Only the pictures are to be dropped, and the rest of the data should be copied exactly.
Start of Data shown
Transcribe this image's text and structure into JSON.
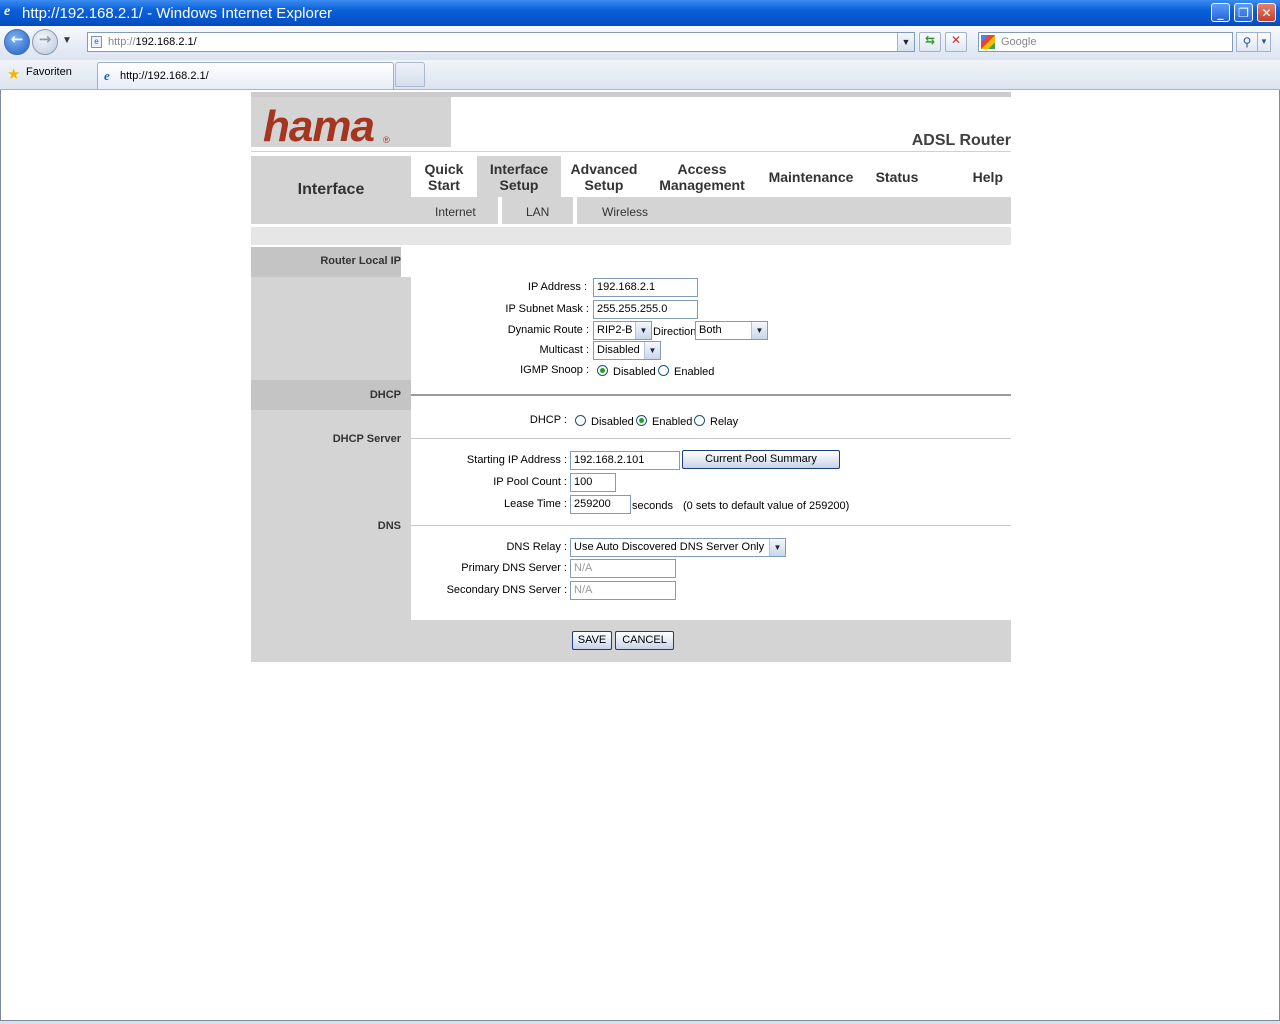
{
  "window": {
    "title": "http://192.168.2.1/ - Windows Internet Explorer",
    "minimize_glyph": "_",
    "restore_glyph": "❐",
    "close_glyph": "✕"
  },
  "toolbar": {
    "url_prefix": "http://",
    "url_host": "192.168.2.1/",
    "search_placeholder": "Google",
    "back_glyph": "←",
    "forward_glyph": "→"
  },
  "favorites": {
    "label": "Favoriten",
    "tab_title": "http://192.168.2.1/"
  },
  "router": {
    "logo": "hama",
    "logo_mark": "®",
    "product": "ADSL Router",
    "section_label": "Interface",
    "menu": [
      {
        "line1": "Quick",
        "line2": "Start"
      },
      {
        "line1": "Interface",
        "line2": "Setup"
      },
      {
        "line1": "Advanced",
        "line2": "Setup"
      },
      {
        "line1": "Access",
        "line2": "Management"
      },
      {
        "line1": "Maintenance",
        "line2": ""
      },
      {
        "line1": "Status",
        "line2": ""
      },
      {
        "line1": "Help",
        "line2": ""
      }
    ],
    "submenu": [
      "Internet",
      "LAN",
      "Wireless"
    ]
  },
  "lan": {
    "router_local_ip_label": "Router Local IP",
    "ip_address_label": "IP Address :",
    "ip_address": "192.168.2.1",
    "subnet_label": "IP Subnet Mask :",
    "subnet": "255.255.255.0",
    "dynamic_route_label": "Dynamic Route :",
    "dynamic_route": "RIP2-B",
    "direction_label": "Direction",
    "direction": "Both",
    "multicast_label": "Multicast :",
    "multicast": "Disabled",
    "igmp_label": "IGMP Snoop :",
    "igmp_disabled": "Disabled",
    "igmp_enabled": "Enabled"
  },
  "dhcp": {
    "section_label": "DHCP",
    "dhcp_label": "DHCP :",
    "opt_disabled": "Disabled",
    "opt_enabled": "Enabled",
    "opt_relay": "Relay",
    "server_label": "DHCP Server",
    "start_ip_label": "Starting IP Address :",
    "start_ip": "192.168.2.101",
    "pool_summary_button": "Current Pool Summary",
    "pool_count_label": "IP Pool Count :",
    "pool_count": "100",
    "lease_label": "Lease Time :",
    "lease": "259200",
    "lease_unit": "seconds",
    "lease_hint": "(0 sets to default value of 259200)"
  },
  "dns": {
    "section_label": "DNS",
    "relay_label": "DNS Relay :",
    "relay": "Use Auto Discovered DNS Server Only",
    "primary_label": "Primary DNS Server :",
    "primary": "N/A",
    "secondary_label": "Secondary DNS Server :",
    "secondary": "N/A"
  },
  "actions": {
    "save": "SAVE",
    "cancel": "CANCEL"
  }
}
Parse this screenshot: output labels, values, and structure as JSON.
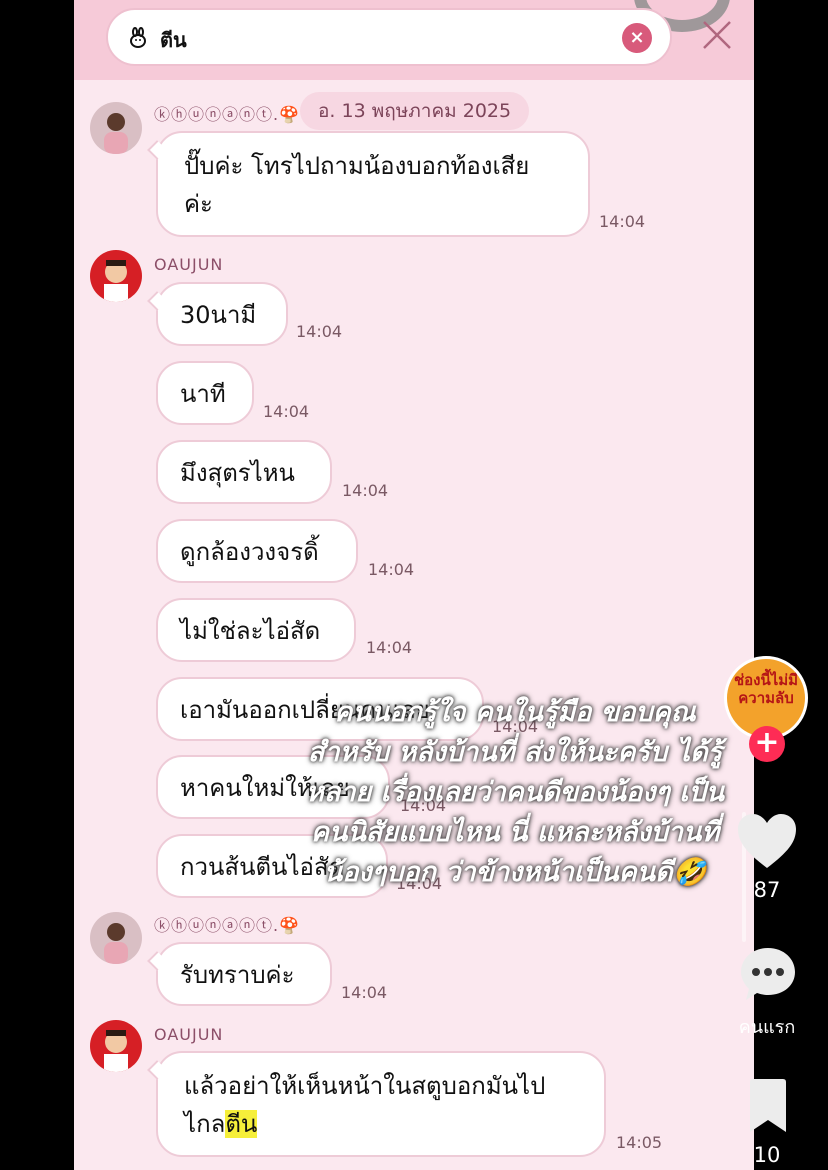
{
  "search": {
    "query": "ตีน",
    "clear_label": "×"
  },
  "chat": {
    "date": "อ. 13 พฤษภาคม 2025",
    "blocks": [
      {
        "sender": "ⓚⓗⓤⓝⓐⓝⓣ.🍄",
        "messages": [
          {
            "text": "ปั๊บค่ะ โทรไปถามน้องบอกท้องเสีย ค่ะ",
            "time": "14:04"
          }
        ]
      },
      {
        "sender": "OAUJUN",
        "messages": [
          {
            "text": "30นามี",
            "time": "14:04"
          },
          {
            "text": "นาที",
            "time": "14:04"
          },
          {
            "text": "มึงสุตรไหน",
            "time": "14:04"
          },
          {
            "text": "ดูกล้องวงจรดิ้",
            "time": "14:04"
          },
          {
            "text": "ไม่ใช่ละไอ่สัด",
            "time": "14:04"
          },
          {
            "text": "เอามันออกเปลี่ยนคนเลย",
            "time": "14:04"
          },
          {
            "text": "หาคนใหม่ให้เลย",
            "time": "14:04"
          },
          {
            "text": "กวนส้นตีนไอ่สัด",
            "time": "14:04"
          }
        ]
      },
      {
        "sender": "ⓚⓗⓤⓝⓐⓝⓣ.🍄",
        "messages": [
          {
            "text": "รับทราบค่ะ",
            "time": "14:04"
          }
        ]
      },
      {
        "sender": "OAUJUN",
        "messages": [
          {
            "text_before": "แล้วอย่าให้เห็นหน้าในสตูบอกมันไป ไกล",
            "highlight": "ตีน",
            "time": "14:05"
          }
        ]
      }
    ]
  },
  "overlay_caption": "คนนอกรู้ใจ คนในรู้มือ ขอบคุณสำหรับ หลังบ้านที่ ส่งให้นะครับ ได้รู้หลาย เรื่องเลยว่าคนดีของน้องๆ เป็นคนนิสัยแบบไหน นี่ แหละหลังบ้านที่น้องๆบอก ว่าข้างหน้าเป็นคนดี🤣",
  "sidebar": {
    "creator_badge_text": "ช่องนี้ไม่มีความลับ",
    "follow_label": "+",
    "like_count": "87",
    "comment_label": "คนแรก",
    "bookmark_count": "10"
  },
  "colors": {
    "chat_bg": "#fbe8ef",
    "header_bg": "#f6cad8",
    "accent": "#fe2c55",
    "highlight": "#f6ef3a"
  }
}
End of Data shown
**Result of this task:**
Transcribe this image's text and structure into JSON.
{
  "window": {
    "title": "http://192.168.2.1/ - Windows Internet Explorer",
    "minimize_glyph": "_",
    "restore_glyph": "❐",
    "close_glyph": "✕"
  },
  "toolbar": {
    "url_prefix": "http://",
    "url_host": "192.168.2.1/",
    "search_placeholder": "Google",
    "back_glyph": "←",
    "forward_glyph": "→"
  },
  "favorites": {
    "label": "Favoriten",
    "tab_title": "http://192.168.2.1/"
  },
  "router": {
    "logo": "hama",
    "logo_mark": "®",
    "product": "ADSL Router",
    "section_label": "Interface",
    "menu": [
      {
        "line1": "Quick",
        "line2": "Start"
      },
      {
        "line1": "Interface",
        "line2": "Setup"
      },
      {
        "line1": "Advanced",
        "line2": "Setup"
      },
      {
        "line1": "Access",
        "line2": "Management"
      },
      {
        "line1": "Maintenance",
        "line2": ""
      },
      {
        "line1": "Status",
        "line2": ""
      },
      {
        "line1": "Help",
        "line2": ""
      }
    ],
    "submenu": [
      "Internet",
      "LAN",
      "Wireless"
    ]
  },
  "lan": {
    "router_local_ip_label": "Router Local IP",
    "ip_address_label": "IP Address :",
    "ip_address": "192.168.2.1",
    "subnet_label": "IP Subnet Mask :",
    "subnet": "255.255.255.0",
    "dynamic_route_label": "Dynamic Route :",
    "dynamic_route": "RIP2-B",
    "direction_label": "Direction",
    "direction": "Both",
    "multicast_label": "Multicast :",
    "multicast": "Disabled",
    "igmp_label": "IGMP Snoop :",
    "igmp_disabled": "Disabled",
    "igmp_enabled": "Enabled"
  },
  "dhcp": {
    "section_label": "DHCP",
    "dhcp_label": "DHCP :",
    "opt_disabled": "Disabled",
    "opt_enabled": "Enabled",
    "opt_relay": "Relay",
    "server_label": "DHCP Server",
    "start_ip_label": "Starting IP Address :",
    "start_ip": "192.168.2.101",
    "pool_summary_button": "Current Pool Summary",
    "pool_count_label": "IP Pool Count :",
    "pool_count": "100",
    "lease_label": "Lease Time :",
    "lease": "259200",
    "lease_unit": "seconds",
    "lease_hint": "(0 sets to default value of 259200)"
  },
  "dns": {
    "section_label": "DNS",
    "relay_label": "DNS Relay :",
    "relay": "Use Auto Discovered DNS Server Only",
    "primary_label": "Primary DNS Server :",
    "primary": "N/A",
    "secondary_label": "Secondary DNS Server :",
    "secondary": "N/A"
  },
  "actions": {
    "save": "SAVE",
    "cancel": "CANCEL"
  }
}
Parse this screenshot: output labels, values, and structure as JSON.
{
  "search": {
    "query": "ตีน",
    "clear_label": "×"
  },
  "chat": {
    "date": "อ. 13 พฤษภาคม 2025",
    "blocks": [
      {
        "sender": "ⓚⓗⓤⓝⓐⓝⓣ.🍄",
        "messages": [
          {
            "text": "ปั๊บค่ะ โทรไปถามน้องบอกท้องเสีย ค่ะ",
            "time": "14:04"
          }
        ]
      },
      {
        "sender": "OAUJUN",
        "messages": [
          {
            "text": "30นามี",
            "time": "14:04"
          },
          {
            "text": "นาที",
            "time": "14:04"
          },
          {
            "text": "มึงสุตรไหน",
            "time": "14:04"
          },
          {
            "text": "ดูกล้องวงจรดิ้",
            "time": "14:04"
          },
          {
            "text": "ไม่ใช่ละไอ่สัด",
            "time": "14:04"
          },
          {
            "text": "เอามันออกเปลี่ยนคนเลย",
            "time": "14:04"
          },
          {
            "text": "หาคนใหม่ให้เลย",
            "time": "14:04"
          },
          {
            "text": "กวนส้นตีนไอ่สัด",
            "time": "14:04"
          }
        ]
      },
      {
        "sender": "ⓚⓗⓤⓝⓐⓝⓣ.🍄",
        "messages": [
          {
            "text": "รับทราบค่ะ",
            "time": "14:04"
          }
        ]
      },
      {
        "sender": "OAUJUN",
        "messages": [
          {
            "text_before": "แล้วอย่าให้เห็นหน้าในสตูบอกมันไป ไกล",
            "highlight": "ตีน",
            "time": "14:05"
          }
        ]
      }
    ]
  },
  "overlay_caption": "คนนอกรู้ใจ คนในรู้มือ ขอบคุณสำหรับ หลังบ้านที่ ส่งให้นะครับ ได้รู้หลาย เรื่องเลยว่าคนดีของน้องๆ เป็นคนนิสัยแบบไหน นี่ แหละหลังบ้านที่น้องๆบอก ว่าข้างหน้าเป็นคนดี🤣",
  "sidebar": {
    "creator_badge_text": "ช่องนี้ไม่มีความลับ",
    "follow_label": "+",
    "like_count": "87",
    "comment_label": "คนแรก",
    "bookmark_count": "10"
  },
  "colors": {
    "chat_bg": "#fbe8ef",
    "header_bg": "#f6cad8",
    "accent": "#fe2c55",
    "highlight": "#f6ef3a"
  }
}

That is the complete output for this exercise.